Brief: The whole listing below, with no pictures, is to be repeated as it stands.

Source data:
★ ★ ★ ★ ★
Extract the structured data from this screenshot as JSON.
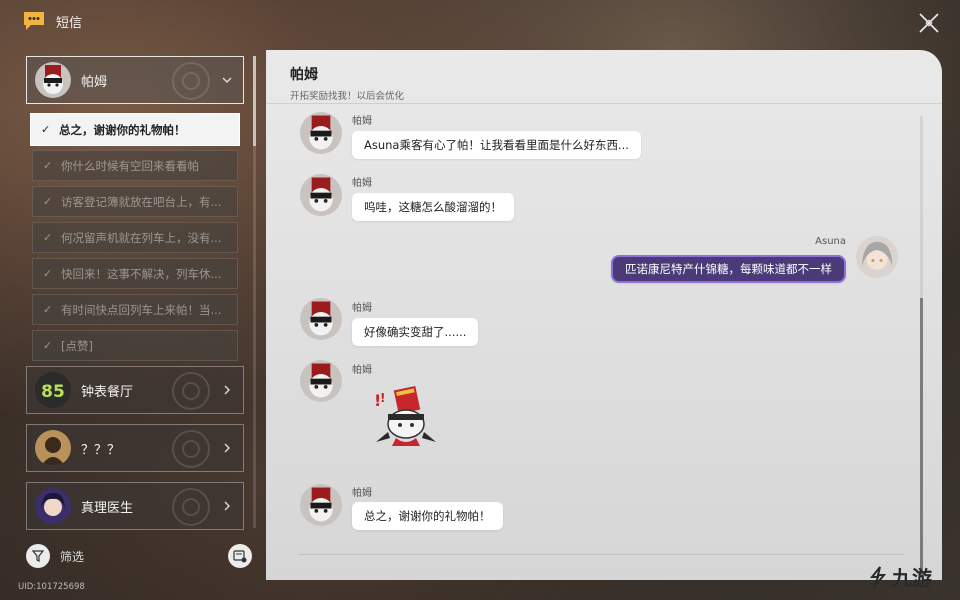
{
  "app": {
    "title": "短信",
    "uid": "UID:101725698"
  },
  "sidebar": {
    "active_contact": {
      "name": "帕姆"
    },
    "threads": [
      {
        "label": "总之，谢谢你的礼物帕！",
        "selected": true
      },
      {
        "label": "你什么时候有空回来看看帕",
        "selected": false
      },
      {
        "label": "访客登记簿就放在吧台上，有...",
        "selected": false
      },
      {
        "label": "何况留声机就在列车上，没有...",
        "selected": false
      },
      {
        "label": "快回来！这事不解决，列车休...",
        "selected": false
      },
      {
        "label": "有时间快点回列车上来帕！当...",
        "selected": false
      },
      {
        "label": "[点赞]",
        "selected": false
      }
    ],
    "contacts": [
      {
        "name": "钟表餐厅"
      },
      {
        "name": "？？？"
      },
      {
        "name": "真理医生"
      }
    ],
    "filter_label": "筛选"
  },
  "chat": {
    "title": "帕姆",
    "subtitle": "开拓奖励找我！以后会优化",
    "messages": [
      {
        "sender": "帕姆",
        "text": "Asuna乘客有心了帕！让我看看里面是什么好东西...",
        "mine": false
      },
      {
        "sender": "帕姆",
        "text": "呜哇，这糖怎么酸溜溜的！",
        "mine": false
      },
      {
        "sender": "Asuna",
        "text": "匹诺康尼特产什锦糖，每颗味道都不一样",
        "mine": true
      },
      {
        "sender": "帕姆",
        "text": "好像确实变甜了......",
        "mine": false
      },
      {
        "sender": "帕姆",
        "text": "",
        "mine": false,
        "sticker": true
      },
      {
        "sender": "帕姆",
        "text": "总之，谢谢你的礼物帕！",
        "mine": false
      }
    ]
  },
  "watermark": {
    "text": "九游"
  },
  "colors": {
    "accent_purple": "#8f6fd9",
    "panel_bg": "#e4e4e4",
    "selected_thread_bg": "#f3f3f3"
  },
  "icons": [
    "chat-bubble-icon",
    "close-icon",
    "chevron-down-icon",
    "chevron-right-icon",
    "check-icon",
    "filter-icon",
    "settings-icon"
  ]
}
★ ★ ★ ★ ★
Output for this task:
Extract the structured data from this screenshot as JSON.
{
  "app": {
    "title": "短信",
    "uid": "UID:101725698"
  },
  "sidebar": {
    "active_contact": {
      "name": "帕姆"
    },
    "threads": [
      {
        "label": "总之，谢谢你的礼物帕！",
        "selected": true
      },
      {
        "label": "你什么时候有空回来看看帕",
        "selected": false
      },
      {
        "label": "访客登记簿就放在吧台上，有...",
        "selected": false
      },
      {
        "label": "何况留声机就在列车上，没有...",
        "selected": false
      },
      {
        "label": "快回来！这事不解决，列车休...",
        "selected": false
      },
      {
        "label": "有时间快点回列车上来帕！当...",
        "selected": false
      },
      {
        "label": "[点赞]",
        "selected": false
      }
    ],
    "contacts": [
      {
        "name": "钟表餐厅"
      },
      {
        "name": "？？？"
      },
      {
        "name": "真理医生"
      }
    ],
    "filter_label": "筛选"
  },
  "chat": {
    "title": "帕姆",
    "subtitle": "开拓奖励找我！以后会优化",
    "messages": [
      {
        "sender": "帕姆",
        "text": "Asuna乘客有心了帕！让我看看里面是什么好东西...",
        "mine": false
      },
      {
        "sender": "帕姆",
        "text": "呜哇，这糖怎么酸溜溜的！",
        "mine": false
      },
      {
        "sender": "Asuna",
        "text": "匹诺康尼特产什锦糖，每颗味道都不一样",
        "mine": true
      },
      {
        "sender": "帕姆",
        "text": "好像确实变甜了......",
        "mine": false
      },
      {
        "sender": "帕姆",
        "text": "",
        "mine": false,
        "sticker": true
      },
      {
        "sender": "帕姆",
        "text": "总之，谢谢你的礼物帕！",
        "mine": false
      }
    ]
  },
  "watermark": {
    "text": "九游"
  },
  "colors": {
    "accent_purple": "#8f6fd9",
    "panel_bg": "#e4e4e4",
    "selected_thread_bg": "#f3f3f3"
  },
  "icons": [
    "chat-bubble-icon",
    "close-icon",
    "chevron-down-icon",
    "chevron-right-icon",
    "check-icon",
    "filter-icon",
    "settings-icon"
  ]
}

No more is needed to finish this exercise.